Reproduce verbatim all of the data given below, but do not carry over the images.

(Interface dataset entries)
────────────────────────────────────────

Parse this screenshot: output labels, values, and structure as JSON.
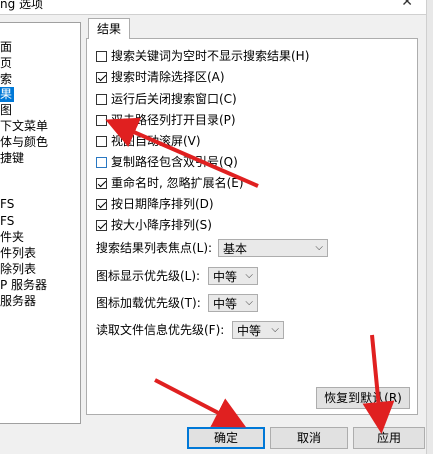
{
  "window": {
    "title": "ng 选项",
    "close": "✕"
  },
  "tree": {
    "items": [
      {
        "label": "面",
        "selected": false
      },
      {
        "label": "页",
        "selected": false
      },
      {
        "label": "索",
        "selected": false
      },
      {
        "label": "果",
        "selected": true
      },
      {
        "label": "图",
        "selected": false
      },
      {
        "label": "下文菜单",
        "selected": false
      },
      {
        "label": "体与颜色",
        "selected": false
      },
      {
        "label": "捷键",
        "selected": false
      },
      {
        "label": "FS",
        "selected": false
      },
      {
        "label": "FS",
        "selected": false
      },
      {
        "label": "件夹",
        "selected": false
      },
      {
        "label": "件列表",
        "selected": false
      },
      {
        "label": "除列表",
        "selected": false
      },
      {
        "label": "P 服务器",
        "selected": false
      },
      {
        "label": "服务器",
        "selected": false
      }
    ]
  },
  "tab": {
    "label": "结果"
  },
  "options": [
    {
      "label": "搜索关键词为空时不显示搜索结果(H)",
      "checked": false
    },
    {
      "label": "搜索时清除选择区(A)",
      "checked": true
    },
    {
      "label": "运行后关闭搜索窗口(C)",
      "checked": false
    },
    {
      "label": "双击路径列打开目录(P)",
      "checked": false
    },
    {
      "label": "视图自动滚屏(V)",
      "checked": false
    },
    {
      "label": "复制路径包含双引号(Q)",
      "checked": false
    },
    {
      "label": "重命名时, 忽略扩展名(E)",
      "checked": true
    },
    {
      "label": "按日期降序排列(D)",
      "checked": true
    },
    {
      "label": "按大小降序排列(S)",
      "checked": true
    }
  ],
  "fields": [
    {
      "label": "搜索结果列表焦点(L):",
      "value": "基本"
    },
    {
      "label": "图标显示优先级(L):",
      "value": "中等"
    },
    {
      "label": "图标加载优先级(T):",
      "value": "中等"
    },
    {
      "label": "读取文件信息优先级(F):",
      "value": "中等"
    }
  ],
  "buttons": {
    "restore": "恢复到默认(R)",
    "ok": "确定",
    "cancel": "取消",
    "apply": "应用"
  },
  "colors": {
    "selection": "#0078d7",
    "annotation_arrow": "#e02020"
  }
}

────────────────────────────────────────

Response below:
Parse this screenshot: output labels, values, and structure as JSON.
{
  "window": {
    "title": "ng 选项",
    "close": "✕"
  },
  "tree": {
    "items": [
      {
        "label": "面",
        "selected": false
      },
      {
        "label": "页",
        "selected": false
      },
      {
        "label": "索",
        "selected": false
      },
      {
        "label": "果",
        "selected": true
      },
      {
        "label": "图",
        "selected": false
      },
      {
        "label": "下文菜单",
        "selected": false
      },
      {
        "label": "体与颜色",
        "selected": false
      },
      {
        "label": "捷键",
        "selected": false
      },
      {
        "label": "FS",
        "selected": false
      },
      {
        "label": "FS",
        "selected": false
      },
      {
        "label": "件夹",
        "selected": false
      },
      {
        "label": "件列表",
        "selected": false
      },
      {
        "label": "除列表",
        "selected": false
      },
      {
        "label": "P 服务器",
        "selected": false
      },
      {
        "label": "服务器",
        "selected": false
      }
    ]
  },
  "tab": {
    "label": "结果"
  },
  "options": [
    {
      "label": "搜索关键词为空时不显示搜索结果(H)",
      "checked": false
    },
    {
      "label": "搜索时清除选择区(A)",
      "checked": true
    },
    {
      "label": "运行后关闭搜索窗口(C)",
      "checked": false
    },
    {
      "label": "双击路径列打开目录(P)",
      "checked": false
    },
    {
      "label": "视图自动滚屏(V)",
      "checked": false
    },
    {
      "label": "复制路径包含双引号(Q)",
      "checked": false
    },
    {
      "label": "重命名时, 忽略扩展名(E)",
      "checked": true
    },
    {
      "label": "按日期降序排列(D)",
      "checked": true
    },
    {
      "label": "按大小降序排列(S)",
      "checked": true
    }
  ],
  "fields": [
    {
      "label": "搜索结果列表焦点(L):",
      "value": "基本"
    },
    {
      "label": "图标显示优先级(L):",
      "value": "中等"
    },
    {
      "label": "图标加载优先级(T):",
      "value": "中等"
    },
    {
      "label": "读取文件信息优先级(F):",
      "value": "中等"
    }
  ],
  "buttons": {
    "restore": "恢复到默认(R)",
    "ok": "确定",
    "cancel": "取消",
    "apply": "应用"
  },
  "colors": {
    "selection": "#0078d7",
    "annotation_arrow": "#e02020"
  }
}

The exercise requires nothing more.